* [Record excerpts]
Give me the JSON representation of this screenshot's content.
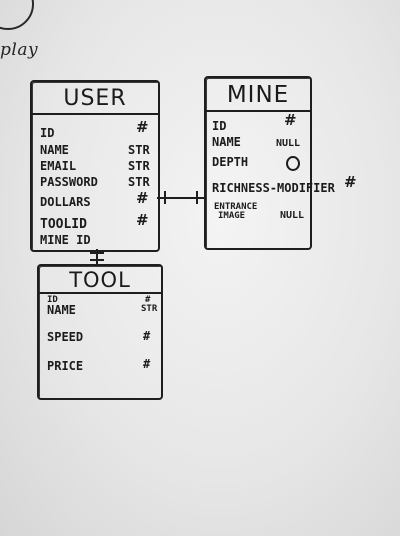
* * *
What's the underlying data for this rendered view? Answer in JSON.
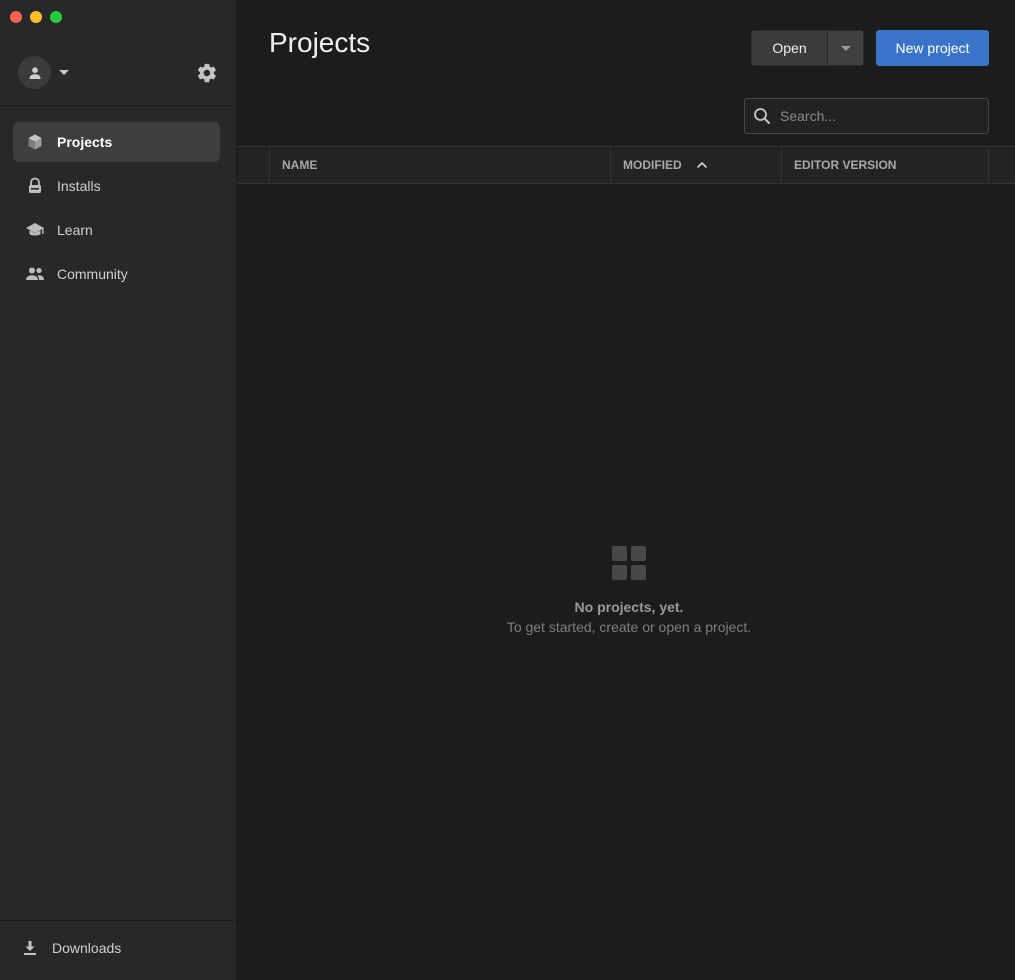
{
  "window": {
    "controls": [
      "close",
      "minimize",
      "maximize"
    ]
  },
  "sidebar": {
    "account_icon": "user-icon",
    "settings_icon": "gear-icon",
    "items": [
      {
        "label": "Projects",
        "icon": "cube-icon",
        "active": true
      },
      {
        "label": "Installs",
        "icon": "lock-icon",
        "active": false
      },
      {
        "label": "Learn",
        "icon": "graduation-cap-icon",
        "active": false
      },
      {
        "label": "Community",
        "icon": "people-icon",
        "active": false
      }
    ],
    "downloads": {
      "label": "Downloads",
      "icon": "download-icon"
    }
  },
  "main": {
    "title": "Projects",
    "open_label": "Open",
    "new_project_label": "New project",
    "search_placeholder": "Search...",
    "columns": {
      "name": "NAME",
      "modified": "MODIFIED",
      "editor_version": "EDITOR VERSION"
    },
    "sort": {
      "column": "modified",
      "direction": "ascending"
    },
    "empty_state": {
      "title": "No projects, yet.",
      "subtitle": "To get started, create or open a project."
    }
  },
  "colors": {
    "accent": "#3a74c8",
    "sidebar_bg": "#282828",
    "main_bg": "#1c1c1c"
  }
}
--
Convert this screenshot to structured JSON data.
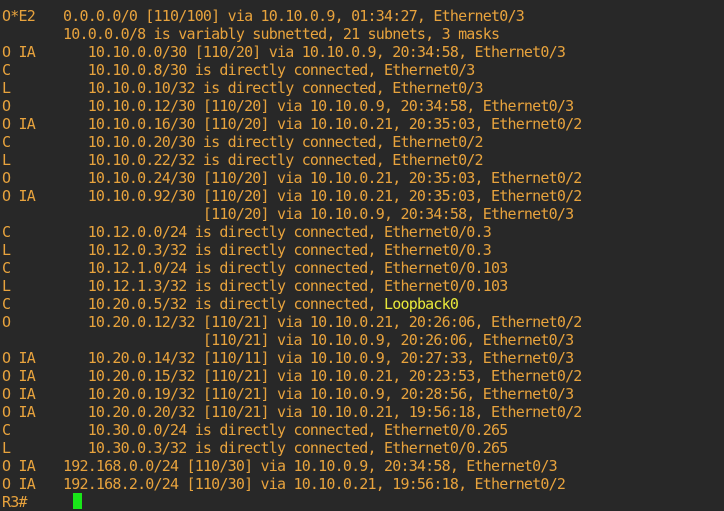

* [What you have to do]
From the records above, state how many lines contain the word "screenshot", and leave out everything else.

* [Answer for this exercise]
2